Oh, big time. What it all looks like at the moment, I am unsure. We are already relying more on self-tapes, stretching new muscles of our creativity, which is great. We are listening to people in new ways too. Seeing and listening to someone behind a screen changes the way that you listen to people, changes your focus, which I am very curious to see how it comes out in theatre and film in the next little while. I think that everyone’s hyperfocus is being developed and trained in a way that might give all of us a little ADHD in the long run– but hey, welcome to my world. I think it will definitely bring a lot more thought and consideration to our mental health. I think a lot of this is causing a lot of us to certainly get more introspective and reflective in general. I just had a conversation with a family member the other day who is usually a hardcore political right-winger with little artistic interest, and they actually started criticizing a lot of the right-wing strategies going on right now. I personally rarely find that I can talk with them, but this perked me right up. As we got talking the greatest thing happened in this discussion: they actually learned to separate their perspective from a universal perspective- as in, they acknowledged that their perspective wasn’t, nor shouldn’t be universal and that they didn’t need to fight or teach myself or anyone for having a different perspective. I don’t know if this conversation could have happened in the slightest without them having this time to reflect and think. It has made me very hopeful for audiences that come into theatres in the future, as well as other generations in general. I also just love bridging gaps in communities, so experiencing that has made me super grateful.

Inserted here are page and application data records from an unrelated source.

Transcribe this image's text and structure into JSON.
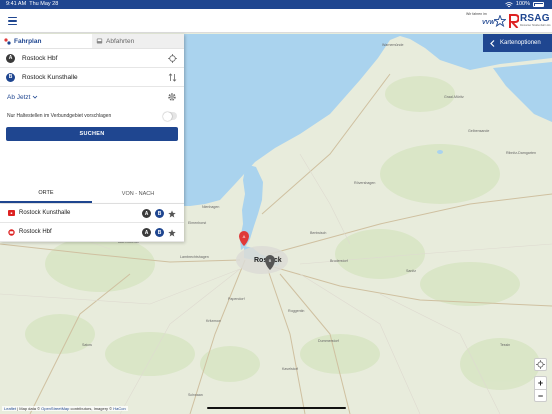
{
  "status": {
    "time": "9:41 AM",
    "date": "Thu May 28",
    "battery": "100%"
  },
  "header": {
    "vvw_tagline": "Wir fahren im",
    "vvw_name": "VVW",
    "rsag_name": "RSAG",
    "rsag_sub": "Rostocker Straßenbahn AG"
  },
  "panel": {
    "tabs": [
      {
        "label": "Fahrplan"
      },
      {
        "label": "Abfahrten"
      }
    ],
    "from": "Rostock Hbf",
    "to": "Rostock Kunsthalle",
    "time_label": "Ab Jetzt",
    "toggle_label": "Nur Haltestellen im Verbundgebiet vorschlagen",
    "search_label": "SUCHEN",
    "subtabs": [
      {
        "label": "ORTE"
      },
      {
        "label": "VON - NACH"
      }
    ]
  },
  "stations": [
    {
      "name": "Rostock Kunsthalle",
      "a": "A",
      "b": "B"
    },
    {
      "name": "Rostock Hbf",
      "a": "A",
      "b": "B"
    }
  ],
  "map": {
    "city_label": "Rostock",
    "marker_a": "A",
    "marker_b": "B",
    "places": [
      "Warnemünde",
      "Graal-Müritz",
      "Bad Doberan",
      "Kritzmow",
      "Sanitz",
      "Dummerstorf",
      "Rövershagen",
      "Gelbensande",
      "Broderstorf",
      "Bentwisch",
      "Papendorf",
      "Satow",
      "Tessin",
      "Schwaan",
      "Kavelstorf",
      "Roggentin",
      "Elmenhorst",
      "Lambrechtshagen",
      "Nienhagen",
      "Ribnitz-Damgarten"
    ],
    "options_label": "Kartenoptionen",
    "zoom_in": "+",
    "zoom_out": "−"
  },
  "attribution": {
    "leaflet": "Leaflet",
    "text": " | Map data © ",
    "osm": "OpenStreetMap",
    "text2": " contributors, Imagery © ",
    "here": "HaCon"
  },
  "colors": {
    "primary": "#1f4690",
    "water": "#a9d3f0",
    "land": "#e7ecdc",
    "marker": "#e03a3a"
  }
}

Tori: I couldn’t agree more. This time has made me feel more in touch with my community than I ever have before. I hope this helps us all appreciate the communities we belong to, the people in our lives, and the world around us in a new and more invigorated way. I hope we can all see this as an opportunity and a privilege, as much as it is a challenge. Thank you, Breanna and Torey, for chatting with me.
Check out the East 15 sonnet challenge here: https://www.facebook.com/groups/680370139449002/
Check out Spur of the Moment Shakespeare Collective Test Nights and watch live streams of past test nights here: https://www.facebook.com/ShakeTheSpur
If you have stories about how you are turning to Shakespeare during COVID -19 I would love to hear about it! Get in contact with me via Facebook, Twitter, or Instagram.